Banks can maintain their exposure to listed securities up to 25% of their total equity and since exposure is calculated on the basis of the market value of the securities, banks often face pressure to sell in a market. bullish for fear of missing other capital gains.
BSEC Chairman Professor Shibli Rubayat-Ul-Islam recently told The Business Standard that perpetual bonds need to bolster banks’ additional Tier 1 capital to comply with the central bank’s Basel III guidelines and expect Bangladesh Bank cooperation to subscribe and register. .
“We have insisted that the bonds be publicly traded, which will provide investors with ease of buying and selling and will also help build our much-needed secondary bond market,” he said.
The 11 bonds approved by BSEC during the first half of this year were tasked with selling the units through private placements and then being directly listed within 30 days of subscription.
On the other hand, the bonds approved subsequently were instructed to place 90% of the shares privately and to float 10% of the shares in the context of a public offer and to ensure their listing on the stock exchange.
In order to comply with the 10% minimum free float rules, the unitholders of the previous 11 perpetual bonds will unload 10% of units on the secondary market within 90 business days of the direct listing.
“For listing, bonds must first be subscribed,” said the president of BSEC.
Pleas of investment bankers to the BSEC
The BSEC has asked banks to set aside 20% provisions on bonds issued so that the provision can be used to pay future interest in any unforeseen situation and Ershad Hossain said the discouraging factor should be removed.
In a recent letter to BSEC, his company asked the capital market regulator to allow banks and financial institutions to underwrite the gigantic bonds, as traditionally licensed underwriters with a smaller financial base feel the risk of non-underwriting. bond units while the market is still loving debt securities.
A subscriber absorbs the unsubscribed portion of any issue of securities.
The letter also asked the BSEC to extend the 10% unit unload time after the orderly direct listing of the 11 perpetual bonds, as the market may not be ready to absorb the supplies within the stipulated period of 90 trading days.
Beximco Limited’s Sukuk worth 3,000 Tk crore is not attracting enough investors as most are busy with the rising stock market, a frustrating development for those interested in seeing a vibrant bond market here at Bangladesh.

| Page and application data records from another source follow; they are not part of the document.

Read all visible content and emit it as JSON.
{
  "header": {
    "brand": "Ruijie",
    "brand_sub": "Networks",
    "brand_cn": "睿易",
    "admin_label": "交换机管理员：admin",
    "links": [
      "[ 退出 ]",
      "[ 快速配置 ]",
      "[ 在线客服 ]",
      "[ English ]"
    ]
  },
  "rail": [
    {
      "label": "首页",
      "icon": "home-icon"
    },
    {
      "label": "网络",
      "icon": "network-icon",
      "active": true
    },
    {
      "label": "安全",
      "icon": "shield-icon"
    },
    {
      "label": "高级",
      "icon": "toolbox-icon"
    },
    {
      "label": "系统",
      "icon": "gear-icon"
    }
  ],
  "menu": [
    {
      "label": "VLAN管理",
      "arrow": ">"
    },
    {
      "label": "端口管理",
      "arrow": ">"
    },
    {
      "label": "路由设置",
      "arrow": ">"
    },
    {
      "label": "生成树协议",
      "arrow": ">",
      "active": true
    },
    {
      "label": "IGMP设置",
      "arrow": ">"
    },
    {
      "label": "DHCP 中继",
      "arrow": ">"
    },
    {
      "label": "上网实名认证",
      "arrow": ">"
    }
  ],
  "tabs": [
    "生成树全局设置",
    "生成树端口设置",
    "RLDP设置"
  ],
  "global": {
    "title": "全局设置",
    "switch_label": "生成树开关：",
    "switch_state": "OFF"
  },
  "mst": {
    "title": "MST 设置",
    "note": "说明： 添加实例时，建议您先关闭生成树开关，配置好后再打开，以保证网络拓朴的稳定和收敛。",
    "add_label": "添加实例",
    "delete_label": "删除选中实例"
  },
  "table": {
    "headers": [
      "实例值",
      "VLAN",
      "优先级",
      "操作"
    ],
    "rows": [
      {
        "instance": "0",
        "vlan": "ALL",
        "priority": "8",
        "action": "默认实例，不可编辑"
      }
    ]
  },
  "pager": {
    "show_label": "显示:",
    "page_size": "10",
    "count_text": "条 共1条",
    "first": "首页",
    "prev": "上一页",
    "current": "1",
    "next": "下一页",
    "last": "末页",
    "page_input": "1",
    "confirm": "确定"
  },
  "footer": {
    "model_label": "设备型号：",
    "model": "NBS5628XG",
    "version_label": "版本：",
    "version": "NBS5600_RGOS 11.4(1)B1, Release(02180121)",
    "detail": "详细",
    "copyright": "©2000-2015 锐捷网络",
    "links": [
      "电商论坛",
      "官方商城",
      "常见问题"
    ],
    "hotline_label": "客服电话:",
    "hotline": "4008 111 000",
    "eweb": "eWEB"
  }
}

“Listing fees for bonds on local stock exchanges are the highest in the region and we have asked the Dhaka Stock Exchange (DSE) to rationalize them for corporate bonds,” said Ershad Hossain.
Last year, the DSE waived listing fees for treasury bills in an attempt to start trading in government securities, but the movement is still faltering.
BSEC recently approved perpetual bonds Tk500 crore of Al Arafah Islami Bank and Tk800 crore of Islami Bank Bangladesh Limited on the condition of 90% private placement and 10% in the public offering and Prime Bank Investment Ltd works as as principal arranger for both bonds.
Perpetual bonds have no term and cannot be transferred by investors until the issuer recalls them for specific reasons with regulatory approval after a rational period like a decade.
Banks have also been given options to convert their perpetual bonds into stocks to meet capital or Tier I capital requirements and until the bonds help them build their additional Tier I capital.